Consider R with usual topology (R means set of all real numbers ). Can we construct a function f:R -->R ** such that **f is one-one and onto ** which has **discontinuous at uncountable number of points and f is continuous at uncountable number of points? If i have a mistake suggest me.. Give some explanation about this question and hints. Thanks in advance.

Consider the following function:

If $x>0$ and $x\in \mathbb{Q}$: $f(x)=\frac1x$

Otherwise, $f(x)=x$

This function is continuous on $]-\infty,0[ \cup \{1\}$ which is uncountable. Its complement is uncountable too.

• Is this f bijection? – user322806 Mar 14 '16 at 20:16
• Can you explain, how this function f is continuos at a point "1"? – user322806 Mar 14 '16 at 20:17
• I think you can figure out by yourself why this function works for your example. – H. Potter Mar 14 '16 at 20:29
• Yes... i think this example is ok.. thank you..!! – user322806 Mar 15 '16 at 3:07

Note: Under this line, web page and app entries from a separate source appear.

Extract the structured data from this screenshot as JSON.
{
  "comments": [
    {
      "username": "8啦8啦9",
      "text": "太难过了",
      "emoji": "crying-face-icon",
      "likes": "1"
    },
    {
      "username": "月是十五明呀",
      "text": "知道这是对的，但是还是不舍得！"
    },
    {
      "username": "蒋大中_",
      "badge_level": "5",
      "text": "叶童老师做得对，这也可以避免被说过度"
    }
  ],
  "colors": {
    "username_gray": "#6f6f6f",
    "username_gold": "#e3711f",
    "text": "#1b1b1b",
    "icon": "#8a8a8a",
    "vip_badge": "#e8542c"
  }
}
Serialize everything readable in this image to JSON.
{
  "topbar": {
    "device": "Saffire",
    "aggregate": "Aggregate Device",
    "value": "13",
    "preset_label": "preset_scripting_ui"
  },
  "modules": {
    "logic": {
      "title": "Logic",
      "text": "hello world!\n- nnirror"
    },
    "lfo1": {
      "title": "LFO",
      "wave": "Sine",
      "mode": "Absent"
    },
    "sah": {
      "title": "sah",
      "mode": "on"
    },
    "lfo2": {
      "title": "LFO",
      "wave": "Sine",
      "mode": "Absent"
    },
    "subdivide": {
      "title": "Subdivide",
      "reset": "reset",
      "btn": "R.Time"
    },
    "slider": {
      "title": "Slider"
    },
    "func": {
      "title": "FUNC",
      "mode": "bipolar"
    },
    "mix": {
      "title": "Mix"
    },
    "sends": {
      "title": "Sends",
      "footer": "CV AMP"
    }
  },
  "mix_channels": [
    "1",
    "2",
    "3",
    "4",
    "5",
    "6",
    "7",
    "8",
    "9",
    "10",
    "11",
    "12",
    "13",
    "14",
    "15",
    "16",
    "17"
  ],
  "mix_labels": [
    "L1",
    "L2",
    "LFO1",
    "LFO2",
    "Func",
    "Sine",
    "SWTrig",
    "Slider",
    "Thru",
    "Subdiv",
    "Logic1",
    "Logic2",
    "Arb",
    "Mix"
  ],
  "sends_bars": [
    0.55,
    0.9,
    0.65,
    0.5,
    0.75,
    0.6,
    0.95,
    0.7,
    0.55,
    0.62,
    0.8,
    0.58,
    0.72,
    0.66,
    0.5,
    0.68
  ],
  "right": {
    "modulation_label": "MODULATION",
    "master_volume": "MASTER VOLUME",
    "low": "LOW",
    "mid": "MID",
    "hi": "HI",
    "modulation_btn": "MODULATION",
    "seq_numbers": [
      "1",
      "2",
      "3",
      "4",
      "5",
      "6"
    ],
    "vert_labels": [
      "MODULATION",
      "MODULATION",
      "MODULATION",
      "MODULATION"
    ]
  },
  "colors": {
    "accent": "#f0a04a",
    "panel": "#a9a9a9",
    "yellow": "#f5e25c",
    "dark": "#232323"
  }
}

The idea is to find a function which is (at the least) continuous everywhere in some $C \subset \Bbb{R}$ and discontinuous at an uncountable set of point in some $D \subset \Bbb{R}$, with $D \cap C = \emptyset$. We will do this using $C = \Bbb{R}^- \cup 0$ and $D = \Bbb{R}^+$.

You then want to make the continuous map 1:1 onto some $C' \subset \Bbb{R}$ and it will simplify our efforts if we choose $C' = C = \Bbb{R}^-$. For $x \in C$ we can then take $f(x) = x$, which is clearly a continuous bijection.

Now for the hard part: We are from now on restricted, on $D$ to $f(x) > 0$ and we wish to make $f(x)$ discontinuous at an uncountably infinite number of points, yet no two values of $f(x)$ can be equal, and the range of $f(x)$ must be $D$. Let's get greedy and try to make $f(x)$ discontinuous everywhere on $D$.

The usual way to construct a function that is discontinuous everywhere is to define it in a different way on the rationals than on the irrationals. So let's try keeping $f(x) = x$ for $x$ irrational. That leaves only rational values available for the rationals, and our first try might be to say that $f(q)=q+1$ for $q\in\Bbb{Q}$. But that does not work; the interval between $0$ and $1$ is not in the range, so it is not a bijection. Similarly $f(q) = q-1$ fails because it sprays values into the forbidden negative region.

The first solution I thought of that works is $f(q) = \frac1{q}$ which leads to discontinuities everywhere on the positive real line except at $x=1$. But it is perhaps cooler to use $f(q)=2q$ which leads to discontinuities on all of $\Bbb{R}^+$. This exploits the fact that the doubling transformation is a bijection of the positive rationals to themselves.

So: $$f(x) = \begin{cases} 2x & x \in \Bbb{R}^+ \cap \Bbb{Q} \\ x & x \not\in \Bbb{R}^+ \cap \Bbb{Q} \end{cases}$$ is discontinuous on the positive real axis and continuous on the negative real axis and at zero.